It’s weird to be back in the Our Lady of La Salette parish center after all this time. It reminds me of pancake breakfasts and Sunday school and construction paper and dumb icebreakers at confirmation retreats. It smells like my elementary school cafeteria. It feels like Lent.
My mom volunteered to help set up this art show/bake sale (what is a church event sans the Ladies’ Guild bustling about with sweets?) and asked me to come with her. I think she hoped the church would suck me back in if I got close enough, would make me wish I had not stopped going to Mass the instant I started going to college.
See? Remember Father George and his friendly beard and his nifty paintings? How could you not love this man and everything he stands for? Remember the Lloyds? Kelly’s a Eucharistic Minister now. She’s devout and happy. See?
I smile at Father George, feeling suddenly, inexplicably guilty. I do like his beard and his paintings. I hope he will not ask about my spiritual life.
I should not feel guilty; I made a decision and by God (get it? God?) I will stand by it. But I do feel guilty. Maybe I have made a horrible mistake. Maybe I should come groveling back to the church. Maybe I should become a priest.
Have I lost my mind? A young lady cannot just barge into the tree house of the priesthood uninvited. No, outside there is a sign, clearly marked “No Girls Allowed,” and an invisible titanium force field. The boys inside have squirt guns and water balloons. And rocks. These vehement exclusionary tactics have always puzzled me.
Catholicism is puzzling. Take purgatory. I was in seventh grade the first time I saw the word. It kept appearing in this tattered blue prayer book I had, so I, bold and curious youngster that I was, asked my catechism teacher about it one Wednesday evening. What was all this purgatory business? And why had there not been poster board presentations with relevant magazine clippings on the subject? I wanted diagrams, visual aids. I wanted parables with memorable titles.
My teacher was a frank and cheerful woman. She answered frankly and cheerfully: “I’m not sure we’re teaching that anymore.”
She explained purgatory in terms of sins and souls and clothing and being properly dressed for formal dinners. Your soul was the formal attire. If it had too many stains (sins) on it by the time St. Peter was checking the guest list for your name, you went to Hell. If it had fewer, but you still looked a bit riff-raffy, you went to purgatory. You stayed there and kept quiet and thought about what you had done. It was like sitting in the corner for time out. “But I don’t think we’re teaching it anymore.”
What? You’re not teaching it anymore? Can you do that? Just change your mind like that? Say, oh, hell (or purgatory, as it were), we don’t believe that anymore and then watch as the concept vanishes in a poof of dogmatic modification? Is that allowed?

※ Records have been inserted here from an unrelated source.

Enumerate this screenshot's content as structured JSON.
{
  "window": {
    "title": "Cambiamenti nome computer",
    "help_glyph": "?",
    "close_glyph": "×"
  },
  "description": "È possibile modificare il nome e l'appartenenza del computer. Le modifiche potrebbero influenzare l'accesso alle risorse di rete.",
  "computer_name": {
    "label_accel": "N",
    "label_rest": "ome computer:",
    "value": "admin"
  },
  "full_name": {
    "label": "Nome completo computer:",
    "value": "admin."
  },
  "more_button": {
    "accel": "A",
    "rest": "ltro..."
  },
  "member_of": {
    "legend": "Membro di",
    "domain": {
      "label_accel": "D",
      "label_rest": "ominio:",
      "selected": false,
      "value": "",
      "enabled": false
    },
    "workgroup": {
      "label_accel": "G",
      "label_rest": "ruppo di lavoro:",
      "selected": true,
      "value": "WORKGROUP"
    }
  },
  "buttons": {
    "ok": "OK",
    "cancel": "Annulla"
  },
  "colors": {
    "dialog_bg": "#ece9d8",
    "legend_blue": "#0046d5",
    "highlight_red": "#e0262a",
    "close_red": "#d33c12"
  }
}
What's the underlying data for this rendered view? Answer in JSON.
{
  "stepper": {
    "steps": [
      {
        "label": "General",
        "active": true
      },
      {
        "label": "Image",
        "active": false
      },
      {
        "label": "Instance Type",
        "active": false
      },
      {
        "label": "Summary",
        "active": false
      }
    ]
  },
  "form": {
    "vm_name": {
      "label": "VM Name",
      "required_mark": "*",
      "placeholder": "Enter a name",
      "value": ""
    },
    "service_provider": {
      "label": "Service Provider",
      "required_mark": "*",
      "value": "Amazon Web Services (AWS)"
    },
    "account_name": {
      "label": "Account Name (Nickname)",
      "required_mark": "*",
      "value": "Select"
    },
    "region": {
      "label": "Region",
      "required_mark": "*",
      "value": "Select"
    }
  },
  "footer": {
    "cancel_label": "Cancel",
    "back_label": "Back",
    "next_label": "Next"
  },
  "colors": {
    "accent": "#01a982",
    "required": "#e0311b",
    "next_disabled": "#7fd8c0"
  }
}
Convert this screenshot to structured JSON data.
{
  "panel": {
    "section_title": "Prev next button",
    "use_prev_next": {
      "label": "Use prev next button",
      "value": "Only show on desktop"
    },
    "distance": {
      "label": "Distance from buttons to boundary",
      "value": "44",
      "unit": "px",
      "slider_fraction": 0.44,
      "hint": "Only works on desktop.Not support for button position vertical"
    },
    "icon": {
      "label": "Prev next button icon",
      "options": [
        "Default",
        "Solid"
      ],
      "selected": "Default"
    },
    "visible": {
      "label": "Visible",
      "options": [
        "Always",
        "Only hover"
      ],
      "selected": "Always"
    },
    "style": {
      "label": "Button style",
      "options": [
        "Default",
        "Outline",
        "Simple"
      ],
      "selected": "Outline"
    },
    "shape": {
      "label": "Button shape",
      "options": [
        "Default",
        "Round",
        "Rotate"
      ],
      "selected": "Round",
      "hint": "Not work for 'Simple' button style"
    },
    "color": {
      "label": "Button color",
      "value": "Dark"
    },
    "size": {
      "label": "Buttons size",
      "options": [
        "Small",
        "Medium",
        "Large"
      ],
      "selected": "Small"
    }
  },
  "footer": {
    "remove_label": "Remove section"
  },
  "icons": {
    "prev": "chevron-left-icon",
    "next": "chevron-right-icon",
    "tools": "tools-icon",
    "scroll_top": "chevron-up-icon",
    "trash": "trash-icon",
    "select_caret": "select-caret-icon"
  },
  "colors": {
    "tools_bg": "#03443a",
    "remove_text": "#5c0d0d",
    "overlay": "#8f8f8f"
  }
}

Who decided about purgatory? The Pope? Was he unwinding at the Vatican one sunny afternoon, reading a little Revelations and sipping a little lemonade, when he thought to himself, “You know, this purgatory thing’s kinda silly. I think I’ll sack it. Tomorrow. There will be a memo. I can finally use that cool Jesus-on-a-pogo-stick stationary Ron gave me for my birthday. Goody, goody.”
And if you can discard one moral absolute, who’s to say that in 20 or 50 or 100 years, they won’t decide it’s okay, say, for women to be priests?
“Oh, no. That’ll never happen. You’ll see married priests before you see female priests.”
“Women can’t be priests. It’s in the Bible.”
It is? Where?
“Well, it’s not in the Bible per se. But you see Jesus didn’t have any female apostles -”
What about Mary Magda –
“And there were no women at the last supper -”
What are you talking about? It was Passover. There would have been women and children everywhere. Besides –
“Shhhttt! And anyway, it’s tradition. No Girls Allowed. Invisible force field, remember? God’s divine force field. And lasers. Also invisible. Sorry. Does anyone else have questions?”
The best friend of the boy I had a crush on raised his hand and asked if this would be on the test. I banged my head against the wall. No, frank-and-cheerful said. This would not be on the test. It wasn’t important. Just forget it.
Aubrey Henretty can be reached at email@example.com.